Beatley will describe steps communities and cities can take to re-integrate and rediscover the nature in and around them, and to create conditions where adults and children alike have daily contact with outdoor nature. From vertical green gardens to stream daylighting to community forests and city farms, Beatley will describe innovative green practice from around the world and what might be applied here in Charlottesville. Beatley will also discuss work on his forthcoming documentary the Nature of Cities, and will premiere a 12-minute trailer for the film.
Nilda Cosco, PhD, Research Associate Professor and Education Specialist, the Natural Learning Initiative, College of Design, North Carolina State University.
The “purple thing” and other stories
Spontaneous interaction with the living environment encourages curiosity, and the desire to know about plants, animals, and natural processes. Explorations improve cooperation, strategic thinking, language, and stimulate the naturalistic intelligence. Diverse environments accommodate the needs of different learning abilities. This presentation will feature play sequences observed in naturalized play areas.
Tim Gill, Writer and consultant, MA Philosophy, London University
Children, public space and risk
Children across the developed world are leading ever more constrained and supervised lives. As a result too many are unfit, unhappy and disconnected from the people and places around them.
There is a small but growing movement to reshape neighbourhoods and create more child-friendly communities. But one of the biggest barriers to progress is a pervasive yet rarely examined climate of fear. The question ‘what if…?’ can paralyse parents, educators, designers and policy makers. The mere suggestion of the threat of litigation can kill off creativity and innovation, and lead all concerned to revert to the ‘safest’ option.
Drawing on his extensive experience from the UK, and his worldwide perspective, Tim will explore how we can overcome our anxieties, face up to the lawyers and build places that give children the freedom to learn through living.
Robin Moore, Dipl.Arch, MCP, Professor of Landscape Architecture
Director, Natural Learning Initiative, North Carolina State University.

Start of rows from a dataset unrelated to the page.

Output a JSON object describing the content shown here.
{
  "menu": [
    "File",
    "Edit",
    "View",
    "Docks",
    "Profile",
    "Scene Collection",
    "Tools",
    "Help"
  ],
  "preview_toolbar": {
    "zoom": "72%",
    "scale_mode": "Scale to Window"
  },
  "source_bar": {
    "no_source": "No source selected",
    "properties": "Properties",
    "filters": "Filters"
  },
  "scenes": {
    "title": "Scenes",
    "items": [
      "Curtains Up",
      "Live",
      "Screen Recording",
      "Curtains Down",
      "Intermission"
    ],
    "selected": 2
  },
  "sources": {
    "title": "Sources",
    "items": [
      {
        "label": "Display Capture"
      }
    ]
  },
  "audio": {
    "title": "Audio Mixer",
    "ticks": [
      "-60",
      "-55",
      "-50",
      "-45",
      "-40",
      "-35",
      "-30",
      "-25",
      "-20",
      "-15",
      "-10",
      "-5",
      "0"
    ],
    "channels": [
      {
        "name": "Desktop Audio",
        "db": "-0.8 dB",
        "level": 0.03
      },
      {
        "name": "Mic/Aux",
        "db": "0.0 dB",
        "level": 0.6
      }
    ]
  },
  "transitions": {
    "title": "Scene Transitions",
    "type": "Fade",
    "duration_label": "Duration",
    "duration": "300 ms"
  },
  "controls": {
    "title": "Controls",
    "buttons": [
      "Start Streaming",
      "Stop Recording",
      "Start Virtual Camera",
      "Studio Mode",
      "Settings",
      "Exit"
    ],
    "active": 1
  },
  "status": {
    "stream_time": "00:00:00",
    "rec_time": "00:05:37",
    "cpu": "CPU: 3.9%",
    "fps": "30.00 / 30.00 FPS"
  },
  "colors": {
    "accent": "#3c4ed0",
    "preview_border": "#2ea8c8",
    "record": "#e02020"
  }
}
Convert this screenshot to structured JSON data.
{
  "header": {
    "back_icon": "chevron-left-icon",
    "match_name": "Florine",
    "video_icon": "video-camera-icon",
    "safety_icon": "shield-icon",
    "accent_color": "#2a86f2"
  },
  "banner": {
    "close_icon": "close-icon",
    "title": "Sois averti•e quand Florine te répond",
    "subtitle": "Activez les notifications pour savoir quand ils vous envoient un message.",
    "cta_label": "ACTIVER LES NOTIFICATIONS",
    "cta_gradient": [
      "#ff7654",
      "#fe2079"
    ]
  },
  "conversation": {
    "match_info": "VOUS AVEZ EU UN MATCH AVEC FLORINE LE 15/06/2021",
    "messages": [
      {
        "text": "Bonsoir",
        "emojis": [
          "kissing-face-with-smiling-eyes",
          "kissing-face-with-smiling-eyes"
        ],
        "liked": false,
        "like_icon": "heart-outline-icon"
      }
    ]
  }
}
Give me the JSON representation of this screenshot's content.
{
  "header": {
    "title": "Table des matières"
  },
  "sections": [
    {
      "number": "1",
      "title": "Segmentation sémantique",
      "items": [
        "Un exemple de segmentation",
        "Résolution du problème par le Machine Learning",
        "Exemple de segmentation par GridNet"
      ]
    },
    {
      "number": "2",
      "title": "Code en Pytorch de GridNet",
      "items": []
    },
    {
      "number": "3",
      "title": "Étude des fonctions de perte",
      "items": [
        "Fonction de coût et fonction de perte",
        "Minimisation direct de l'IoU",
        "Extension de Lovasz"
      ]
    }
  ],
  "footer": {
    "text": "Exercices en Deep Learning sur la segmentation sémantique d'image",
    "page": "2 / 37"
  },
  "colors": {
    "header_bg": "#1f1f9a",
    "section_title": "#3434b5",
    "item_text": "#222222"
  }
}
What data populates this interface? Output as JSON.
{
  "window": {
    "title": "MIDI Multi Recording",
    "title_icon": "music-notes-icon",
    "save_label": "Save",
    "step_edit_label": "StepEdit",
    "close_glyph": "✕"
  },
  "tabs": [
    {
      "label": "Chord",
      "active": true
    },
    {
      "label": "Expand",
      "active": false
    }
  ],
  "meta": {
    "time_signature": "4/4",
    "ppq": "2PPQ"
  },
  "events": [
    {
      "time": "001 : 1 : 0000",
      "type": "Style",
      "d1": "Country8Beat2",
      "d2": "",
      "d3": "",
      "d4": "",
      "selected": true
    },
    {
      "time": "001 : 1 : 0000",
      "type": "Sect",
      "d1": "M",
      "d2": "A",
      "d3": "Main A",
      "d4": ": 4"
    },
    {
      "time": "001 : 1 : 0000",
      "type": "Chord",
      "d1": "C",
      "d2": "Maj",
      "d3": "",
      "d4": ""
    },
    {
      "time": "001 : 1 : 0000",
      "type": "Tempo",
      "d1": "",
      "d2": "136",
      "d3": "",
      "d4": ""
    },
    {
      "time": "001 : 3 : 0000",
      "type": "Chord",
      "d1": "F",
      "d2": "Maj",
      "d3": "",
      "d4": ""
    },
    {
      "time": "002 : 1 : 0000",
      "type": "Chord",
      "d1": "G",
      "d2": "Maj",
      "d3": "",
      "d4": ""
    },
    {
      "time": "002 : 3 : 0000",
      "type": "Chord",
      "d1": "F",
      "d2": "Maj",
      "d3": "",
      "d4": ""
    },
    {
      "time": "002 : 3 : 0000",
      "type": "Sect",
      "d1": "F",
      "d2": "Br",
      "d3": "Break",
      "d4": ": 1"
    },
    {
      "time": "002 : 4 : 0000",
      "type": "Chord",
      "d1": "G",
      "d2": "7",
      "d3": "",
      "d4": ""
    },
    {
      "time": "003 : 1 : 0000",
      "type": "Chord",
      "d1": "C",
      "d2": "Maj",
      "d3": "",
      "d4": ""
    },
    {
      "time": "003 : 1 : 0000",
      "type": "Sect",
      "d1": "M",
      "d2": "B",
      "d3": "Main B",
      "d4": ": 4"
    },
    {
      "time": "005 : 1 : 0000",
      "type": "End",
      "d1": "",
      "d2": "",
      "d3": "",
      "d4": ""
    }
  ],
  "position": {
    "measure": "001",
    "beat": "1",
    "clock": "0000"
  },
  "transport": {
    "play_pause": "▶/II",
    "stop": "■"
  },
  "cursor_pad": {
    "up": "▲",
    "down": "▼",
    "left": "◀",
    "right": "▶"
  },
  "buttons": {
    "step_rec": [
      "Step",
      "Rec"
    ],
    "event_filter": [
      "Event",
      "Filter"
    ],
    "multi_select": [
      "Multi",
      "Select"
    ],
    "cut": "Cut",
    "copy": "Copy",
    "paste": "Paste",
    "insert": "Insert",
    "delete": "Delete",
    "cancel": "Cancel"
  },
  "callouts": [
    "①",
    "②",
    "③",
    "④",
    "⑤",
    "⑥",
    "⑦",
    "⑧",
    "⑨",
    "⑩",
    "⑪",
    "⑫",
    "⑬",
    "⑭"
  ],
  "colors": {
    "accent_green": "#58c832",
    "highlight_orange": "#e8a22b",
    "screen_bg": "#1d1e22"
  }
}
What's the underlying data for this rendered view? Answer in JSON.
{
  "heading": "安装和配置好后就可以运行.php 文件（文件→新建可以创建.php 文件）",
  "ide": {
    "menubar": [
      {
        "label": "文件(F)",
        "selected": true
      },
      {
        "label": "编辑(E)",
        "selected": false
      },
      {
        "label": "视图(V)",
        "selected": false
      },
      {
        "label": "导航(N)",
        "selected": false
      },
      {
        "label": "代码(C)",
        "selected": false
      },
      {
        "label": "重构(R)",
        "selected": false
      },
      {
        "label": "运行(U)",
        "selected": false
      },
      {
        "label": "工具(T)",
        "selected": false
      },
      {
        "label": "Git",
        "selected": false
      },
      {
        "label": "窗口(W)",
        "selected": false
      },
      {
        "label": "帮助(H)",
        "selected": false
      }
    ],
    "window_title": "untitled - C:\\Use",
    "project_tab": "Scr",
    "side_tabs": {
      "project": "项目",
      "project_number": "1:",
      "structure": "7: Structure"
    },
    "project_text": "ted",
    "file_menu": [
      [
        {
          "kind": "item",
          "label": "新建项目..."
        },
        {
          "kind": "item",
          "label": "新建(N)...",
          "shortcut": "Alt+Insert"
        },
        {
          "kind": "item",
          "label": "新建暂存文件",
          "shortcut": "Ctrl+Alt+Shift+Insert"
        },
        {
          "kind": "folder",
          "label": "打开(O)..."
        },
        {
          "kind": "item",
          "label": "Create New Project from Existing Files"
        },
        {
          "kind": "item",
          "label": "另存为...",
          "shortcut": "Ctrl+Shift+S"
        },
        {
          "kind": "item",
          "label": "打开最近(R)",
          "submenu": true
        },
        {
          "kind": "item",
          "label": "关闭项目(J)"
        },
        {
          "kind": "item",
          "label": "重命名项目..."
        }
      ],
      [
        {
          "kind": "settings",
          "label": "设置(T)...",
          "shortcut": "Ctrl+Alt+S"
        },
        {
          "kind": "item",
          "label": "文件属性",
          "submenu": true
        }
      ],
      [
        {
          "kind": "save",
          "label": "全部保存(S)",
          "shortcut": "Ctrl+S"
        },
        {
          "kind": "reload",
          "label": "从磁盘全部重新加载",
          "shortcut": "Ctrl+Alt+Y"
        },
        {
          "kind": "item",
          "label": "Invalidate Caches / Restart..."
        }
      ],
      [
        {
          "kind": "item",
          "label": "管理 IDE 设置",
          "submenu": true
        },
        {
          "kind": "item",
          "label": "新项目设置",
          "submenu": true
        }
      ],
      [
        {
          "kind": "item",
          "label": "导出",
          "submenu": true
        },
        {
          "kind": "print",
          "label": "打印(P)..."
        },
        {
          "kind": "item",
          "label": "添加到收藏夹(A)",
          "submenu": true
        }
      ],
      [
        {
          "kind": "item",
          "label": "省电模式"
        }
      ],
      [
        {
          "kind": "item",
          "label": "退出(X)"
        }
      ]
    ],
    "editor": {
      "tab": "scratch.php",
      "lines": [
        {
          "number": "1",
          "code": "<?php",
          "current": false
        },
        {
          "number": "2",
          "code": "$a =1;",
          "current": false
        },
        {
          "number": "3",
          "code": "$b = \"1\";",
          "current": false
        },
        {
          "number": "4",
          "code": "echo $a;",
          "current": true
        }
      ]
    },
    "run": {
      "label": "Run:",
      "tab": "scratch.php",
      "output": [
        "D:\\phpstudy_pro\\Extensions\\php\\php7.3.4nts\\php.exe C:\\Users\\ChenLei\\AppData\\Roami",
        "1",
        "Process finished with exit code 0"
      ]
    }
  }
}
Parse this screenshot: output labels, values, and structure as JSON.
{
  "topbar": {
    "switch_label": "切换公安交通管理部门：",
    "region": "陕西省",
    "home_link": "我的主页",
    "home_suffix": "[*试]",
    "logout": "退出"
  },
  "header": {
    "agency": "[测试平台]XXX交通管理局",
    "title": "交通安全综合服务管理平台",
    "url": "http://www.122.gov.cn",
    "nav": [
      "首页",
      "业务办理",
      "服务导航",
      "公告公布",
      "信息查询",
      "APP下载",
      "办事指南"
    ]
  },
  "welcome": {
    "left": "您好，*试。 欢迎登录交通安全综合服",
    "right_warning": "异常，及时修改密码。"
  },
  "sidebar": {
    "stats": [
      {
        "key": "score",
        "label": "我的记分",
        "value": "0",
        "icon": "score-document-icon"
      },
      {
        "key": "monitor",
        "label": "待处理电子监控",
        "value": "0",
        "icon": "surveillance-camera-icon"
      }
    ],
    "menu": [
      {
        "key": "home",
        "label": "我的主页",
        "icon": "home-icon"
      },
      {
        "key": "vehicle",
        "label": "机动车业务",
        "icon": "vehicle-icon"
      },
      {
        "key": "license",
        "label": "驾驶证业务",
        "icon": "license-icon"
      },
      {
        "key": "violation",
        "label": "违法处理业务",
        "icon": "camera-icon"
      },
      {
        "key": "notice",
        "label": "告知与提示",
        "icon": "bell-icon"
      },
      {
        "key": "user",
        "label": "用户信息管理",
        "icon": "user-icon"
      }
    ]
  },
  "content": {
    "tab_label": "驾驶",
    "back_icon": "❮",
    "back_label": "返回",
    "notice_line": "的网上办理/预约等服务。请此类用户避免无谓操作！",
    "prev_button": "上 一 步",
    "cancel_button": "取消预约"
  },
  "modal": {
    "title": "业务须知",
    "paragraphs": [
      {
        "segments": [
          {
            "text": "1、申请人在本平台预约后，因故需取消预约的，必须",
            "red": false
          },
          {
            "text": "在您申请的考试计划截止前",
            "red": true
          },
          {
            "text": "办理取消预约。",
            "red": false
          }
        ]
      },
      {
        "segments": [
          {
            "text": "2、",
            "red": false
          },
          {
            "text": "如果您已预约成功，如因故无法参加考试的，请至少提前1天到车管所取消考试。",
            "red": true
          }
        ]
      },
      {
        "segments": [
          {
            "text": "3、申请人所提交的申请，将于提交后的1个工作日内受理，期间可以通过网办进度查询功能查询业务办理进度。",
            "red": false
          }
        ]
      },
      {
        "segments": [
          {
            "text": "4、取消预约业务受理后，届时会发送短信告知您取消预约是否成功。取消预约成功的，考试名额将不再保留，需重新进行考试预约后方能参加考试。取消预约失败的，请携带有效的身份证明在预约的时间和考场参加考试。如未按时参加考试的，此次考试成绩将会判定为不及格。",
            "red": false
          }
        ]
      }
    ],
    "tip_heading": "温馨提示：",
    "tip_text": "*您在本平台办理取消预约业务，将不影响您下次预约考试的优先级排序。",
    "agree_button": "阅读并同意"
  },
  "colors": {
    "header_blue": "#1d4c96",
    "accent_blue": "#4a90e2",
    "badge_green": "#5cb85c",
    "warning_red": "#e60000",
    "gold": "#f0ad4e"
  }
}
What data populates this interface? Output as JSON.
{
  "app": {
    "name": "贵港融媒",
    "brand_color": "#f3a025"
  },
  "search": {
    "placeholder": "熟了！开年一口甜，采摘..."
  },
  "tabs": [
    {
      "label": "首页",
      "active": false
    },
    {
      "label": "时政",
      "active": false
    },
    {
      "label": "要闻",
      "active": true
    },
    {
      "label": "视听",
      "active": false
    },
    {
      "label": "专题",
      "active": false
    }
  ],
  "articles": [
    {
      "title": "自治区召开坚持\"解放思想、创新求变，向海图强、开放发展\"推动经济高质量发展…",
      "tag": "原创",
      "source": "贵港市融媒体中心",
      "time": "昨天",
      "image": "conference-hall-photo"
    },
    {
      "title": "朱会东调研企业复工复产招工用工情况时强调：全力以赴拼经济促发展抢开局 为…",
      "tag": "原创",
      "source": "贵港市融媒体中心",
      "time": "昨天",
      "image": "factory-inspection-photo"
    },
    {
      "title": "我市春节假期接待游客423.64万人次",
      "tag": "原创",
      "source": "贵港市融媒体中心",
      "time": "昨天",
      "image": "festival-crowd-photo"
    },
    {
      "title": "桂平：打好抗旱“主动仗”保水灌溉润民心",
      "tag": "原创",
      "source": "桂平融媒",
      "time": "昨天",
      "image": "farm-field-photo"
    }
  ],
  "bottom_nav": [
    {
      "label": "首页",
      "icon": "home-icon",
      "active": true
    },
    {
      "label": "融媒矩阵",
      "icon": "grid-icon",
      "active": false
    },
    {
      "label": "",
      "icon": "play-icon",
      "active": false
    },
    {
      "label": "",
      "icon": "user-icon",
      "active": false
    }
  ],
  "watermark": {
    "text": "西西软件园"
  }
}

Naturalizing Everyday Spaces for Healthy Childhoods – by Design
Moore will briefly review scientific findings that support the importance of outdoor play in natural surroundings for children, particularly in early and middle childhood. He will focus on design strategies for integrating nature into the places where children spend daily time: childcare centers, schools, neighborhood parks, and residential neighborhoods. The role of the new profession of playwork will be introduced. Case studies, including community destinations such as children’s museums, zoos, and botanical gardens, will demonstrate how designed natural settings can provide a shared sense of community and source of social capital.